In the Belgian Congo last week massed tom-tom drummers practiced a welcome tattoo. Prosperous Negro shopkeepers climbed up wooden ladders and draped the Congolese flag (a golden star on a blue field) from lampposts and triumphal arches set up along Boulevard Albert I, the spanking concrete highway that bisects the capital city of Leopoldville. In far-off mission churches, encircled by the rain forest that stretches through Belgian territory from the Atlantic to the Mountains of the Moon, choirs of Bantu children rehearsed the Te Deum.

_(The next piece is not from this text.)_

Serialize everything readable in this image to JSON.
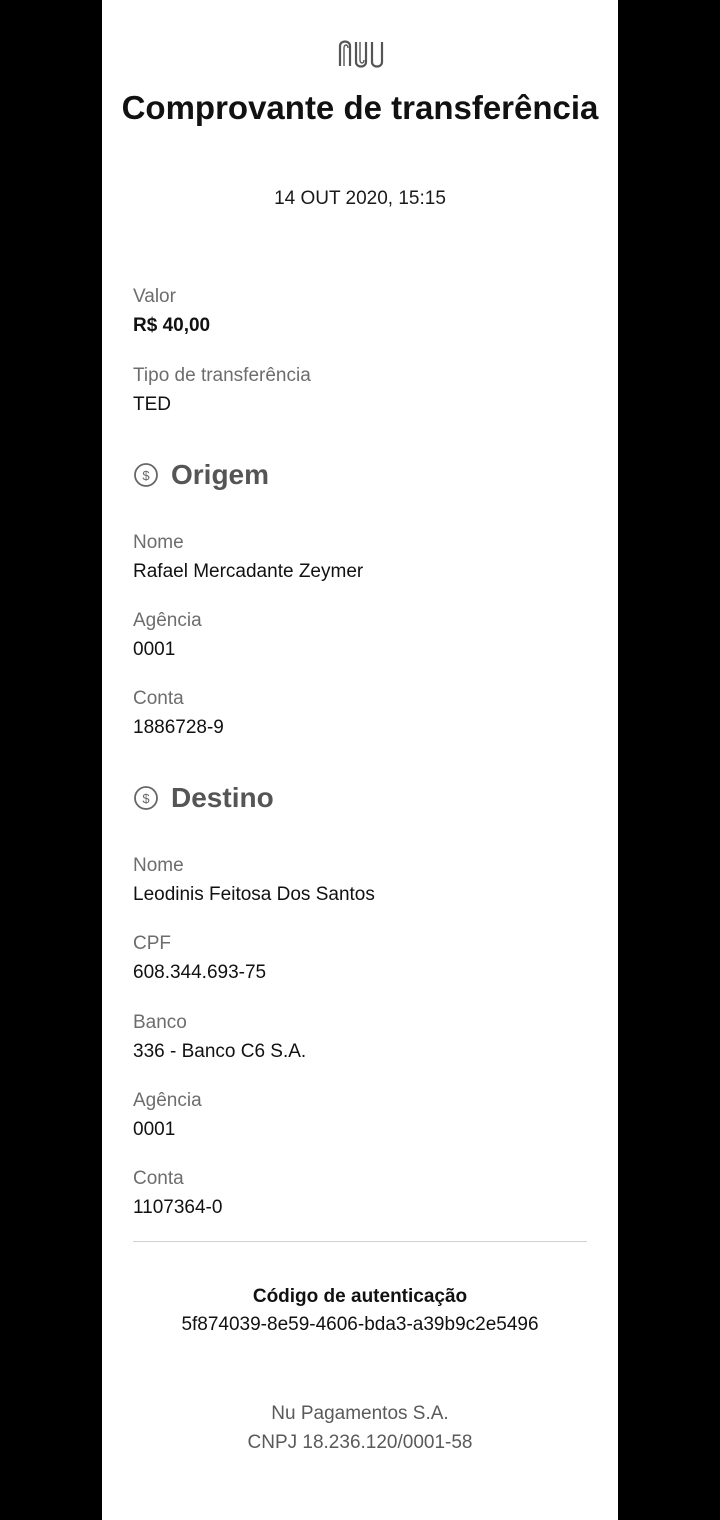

African regiments drilled, jazz bands blared in the bush, and on the great brown river that drains the middle of the continent Negro captains tooted the raucous steam whistles on their swiftly gliding paddle boats.
The toots and Te Deums were all in preparation for the arrival this week of the slim, spectacled young man who is King of the Belgians and, as such, the sovereign lord of 14 million Congolese. It will be his first state visit to his African Empire.
The Congo is King Baudouin's richest, widest realm. It is eighty times the size of the mother country, and half again as populous. Booming Congo exports provide the dollars and pounds that make the Belgian franc one of the world's hardest currencies. Belgians drink Congo coffee, wear shirts made of Congo cotton, wash them with soap made from Congo palm kernels. Without the mighty Congo, little Belgium might go broke; with it, a nation of 9,000,000 still counts as a world empire.
Middle Way. The Belgians are determined to hang on to their African treasure house. The task may not always be easy. The Congo lies between the all-black Gold Coast, where 4,500,000 Negroes are close to independence under Prime Minister Kwame Nkrumah, and unhappy South Africa, where Boer Prime Minister Johannes Strydom seems determined to enslave 9,000,000 Negroes for the benefit of 2,500,000 whites. Caught between, both geographically and psychologically, the Belgians are contemptuous of both black and white "extremes." They fear that South Africa's apartheid may spark race disorders that could spread north; that Nkrumah's black nationalism could get out of hand and spread the dread cry southward: "White man, get out."
The Belgians like to feel that they have devised "a middle way," making possible black-white partnership. Their program is: full speed ahead in economics and education, dead slow in politics.
So far, the evidence is that the Belgian way is working. The Congo, under hard-working capitalism, has become a tropical cornucopia in the heart of a poverty-stricken continent.